### WORK REQUIRED:
A complete response lists each line of the data below that includes the word "BRING".

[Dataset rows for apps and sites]
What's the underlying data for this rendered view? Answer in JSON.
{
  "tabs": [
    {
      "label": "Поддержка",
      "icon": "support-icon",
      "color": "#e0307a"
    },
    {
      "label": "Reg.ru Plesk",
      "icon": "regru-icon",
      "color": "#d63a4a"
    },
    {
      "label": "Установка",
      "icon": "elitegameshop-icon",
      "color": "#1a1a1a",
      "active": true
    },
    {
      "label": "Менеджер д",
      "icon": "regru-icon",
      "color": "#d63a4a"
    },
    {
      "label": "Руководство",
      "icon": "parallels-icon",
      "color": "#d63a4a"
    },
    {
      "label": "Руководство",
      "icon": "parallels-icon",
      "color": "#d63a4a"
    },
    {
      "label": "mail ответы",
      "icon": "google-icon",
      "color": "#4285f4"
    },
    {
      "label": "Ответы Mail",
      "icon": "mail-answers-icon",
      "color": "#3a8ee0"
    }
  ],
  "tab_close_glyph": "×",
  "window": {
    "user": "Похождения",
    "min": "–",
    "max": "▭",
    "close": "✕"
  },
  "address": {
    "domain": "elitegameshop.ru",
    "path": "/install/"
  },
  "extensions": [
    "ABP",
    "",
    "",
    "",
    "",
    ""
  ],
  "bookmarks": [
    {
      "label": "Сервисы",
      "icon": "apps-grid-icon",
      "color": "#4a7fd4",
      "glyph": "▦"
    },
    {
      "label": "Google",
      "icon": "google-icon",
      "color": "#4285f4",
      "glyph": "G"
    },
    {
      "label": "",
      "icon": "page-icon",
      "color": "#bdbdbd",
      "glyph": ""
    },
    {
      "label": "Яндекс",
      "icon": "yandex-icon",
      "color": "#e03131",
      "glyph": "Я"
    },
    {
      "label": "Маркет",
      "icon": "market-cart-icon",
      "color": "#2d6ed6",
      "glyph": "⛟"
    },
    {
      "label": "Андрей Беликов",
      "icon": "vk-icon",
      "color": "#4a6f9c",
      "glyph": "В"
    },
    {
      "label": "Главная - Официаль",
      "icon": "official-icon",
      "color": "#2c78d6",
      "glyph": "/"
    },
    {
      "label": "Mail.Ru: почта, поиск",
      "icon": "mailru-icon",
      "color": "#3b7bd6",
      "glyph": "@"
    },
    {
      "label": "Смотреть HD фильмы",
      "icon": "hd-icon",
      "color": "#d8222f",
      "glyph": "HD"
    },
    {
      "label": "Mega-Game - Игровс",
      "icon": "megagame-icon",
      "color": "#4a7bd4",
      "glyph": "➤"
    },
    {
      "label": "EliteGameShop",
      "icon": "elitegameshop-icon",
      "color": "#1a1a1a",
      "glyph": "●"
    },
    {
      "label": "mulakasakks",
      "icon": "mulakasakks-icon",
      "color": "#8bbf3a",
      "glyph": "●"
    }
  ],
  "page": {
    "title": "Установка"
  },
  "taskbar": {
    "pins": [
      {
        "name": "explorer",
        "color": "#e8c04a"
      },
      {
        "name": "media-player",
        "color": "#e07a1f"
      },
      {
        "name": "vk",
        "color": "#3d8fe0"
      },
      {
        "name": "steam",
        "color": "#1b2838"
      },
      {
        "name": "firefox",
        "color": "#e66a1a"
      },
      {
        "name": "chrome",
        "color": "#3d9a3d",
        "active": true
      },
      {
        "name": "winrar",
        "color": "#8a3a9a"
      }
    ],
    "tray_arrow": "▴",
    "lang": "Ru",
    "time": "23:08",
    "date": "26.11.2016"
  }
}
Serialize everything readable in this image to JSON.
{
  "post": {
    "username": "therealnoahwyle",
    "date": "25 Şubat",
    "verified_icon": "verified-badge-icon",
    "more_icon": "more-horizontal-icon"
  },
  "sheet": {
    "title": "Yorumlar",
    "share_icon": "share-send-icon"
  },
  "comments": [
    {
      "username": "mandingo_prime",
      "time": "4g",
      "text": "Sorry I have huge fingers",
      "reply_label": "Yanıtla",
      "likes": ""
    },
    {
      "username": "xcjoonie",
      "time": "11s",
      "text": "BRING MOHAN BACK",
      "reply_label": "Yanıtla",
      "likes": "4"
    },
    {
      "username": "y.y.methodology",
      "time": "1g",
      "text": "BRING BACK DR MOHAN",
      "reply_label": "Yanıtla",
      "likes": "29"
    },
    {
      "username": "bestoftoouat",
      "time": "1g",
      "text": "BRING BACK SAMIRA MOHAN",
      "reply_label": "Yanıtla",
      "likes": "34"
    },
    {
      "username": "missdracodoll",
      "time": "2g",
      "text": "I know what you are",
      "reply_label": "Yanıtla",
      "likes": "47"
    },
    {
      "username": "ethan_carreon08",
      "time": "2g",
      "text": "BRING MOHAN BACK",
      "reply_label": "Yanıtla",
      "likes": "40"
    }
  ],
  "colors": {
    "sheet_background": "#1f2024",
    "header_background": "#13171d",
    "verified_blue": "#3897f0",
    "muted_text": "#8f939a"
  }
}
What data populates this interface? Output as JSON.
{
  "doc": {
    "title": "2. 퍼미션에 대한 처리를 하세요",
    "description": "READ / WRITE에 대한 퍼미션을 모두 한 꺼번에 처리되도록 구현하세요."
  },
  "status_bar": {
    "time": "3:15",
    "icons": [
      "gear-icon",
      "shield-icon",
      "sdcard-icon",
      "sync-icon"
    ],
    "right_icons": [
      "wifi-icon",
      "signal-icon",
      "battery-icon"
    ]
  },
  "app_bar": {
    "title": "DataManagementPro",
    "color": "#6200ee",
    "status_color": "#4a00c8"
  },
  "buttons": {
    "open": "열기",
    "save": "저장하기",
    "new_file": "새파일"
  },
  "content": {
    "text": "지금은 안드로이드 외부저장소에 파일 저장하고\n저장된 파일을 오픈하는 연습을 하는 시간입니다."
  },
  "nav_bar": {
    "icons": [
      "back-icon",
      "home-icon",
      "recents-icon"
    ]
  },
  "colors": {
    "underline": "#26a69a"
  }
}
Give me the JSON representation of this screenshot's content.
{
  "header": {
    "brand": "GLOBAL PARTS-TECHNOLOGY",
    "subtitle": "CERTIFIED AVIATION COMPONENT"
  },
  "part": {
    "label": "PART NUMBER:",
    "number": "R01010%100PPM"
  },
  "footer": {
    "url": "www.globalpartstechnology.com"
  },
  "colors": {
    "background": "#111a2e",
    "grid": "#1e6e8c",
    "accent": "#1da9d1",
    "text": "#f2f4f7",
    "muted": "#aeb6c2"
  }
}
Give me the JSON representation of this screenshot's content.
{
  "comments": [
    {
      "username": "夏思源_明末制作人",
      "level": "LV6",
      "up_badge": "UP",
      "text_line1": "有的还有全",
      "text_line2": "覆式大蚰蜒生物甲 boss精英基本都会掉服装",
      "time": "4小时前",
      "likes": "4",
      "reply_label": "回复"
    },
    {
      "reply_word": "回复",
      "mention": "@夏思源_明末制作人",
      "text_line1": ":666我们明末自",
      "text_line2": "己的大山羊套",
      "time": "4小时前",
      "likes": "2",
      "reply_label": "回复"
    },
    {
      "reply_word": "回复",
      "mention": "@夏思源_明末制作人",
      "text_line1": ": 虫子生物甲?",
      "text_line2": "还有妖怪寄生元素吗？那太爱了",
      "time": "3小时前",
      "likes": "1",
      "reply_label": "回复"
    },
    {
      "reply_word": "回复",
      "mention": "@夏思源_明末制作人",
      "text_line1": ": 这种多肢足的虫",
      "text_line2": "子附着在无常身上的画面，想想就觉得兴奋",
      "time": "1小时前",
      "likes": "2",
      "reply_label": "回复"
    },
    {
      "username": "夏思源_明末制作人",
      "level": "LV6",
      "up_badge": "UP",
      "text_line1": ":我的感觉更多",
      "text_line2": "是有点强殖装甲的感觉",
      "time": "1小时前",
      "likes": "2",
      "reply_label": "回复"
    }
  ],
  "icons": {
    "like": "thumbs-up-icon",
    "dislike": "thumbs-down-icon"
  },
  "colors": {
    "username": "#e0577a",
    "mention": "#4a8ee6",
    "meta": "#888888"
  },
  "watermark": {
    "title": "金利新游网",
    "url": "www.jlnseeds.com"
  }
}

### REPLY:
      "text": "BRING MOHAN BACK",
      "text": "BRING BACK DR MOHAN",
      "text": "BRING BACK SAMIRA MOHAN",
      "text": "BRING MOHAN BACK",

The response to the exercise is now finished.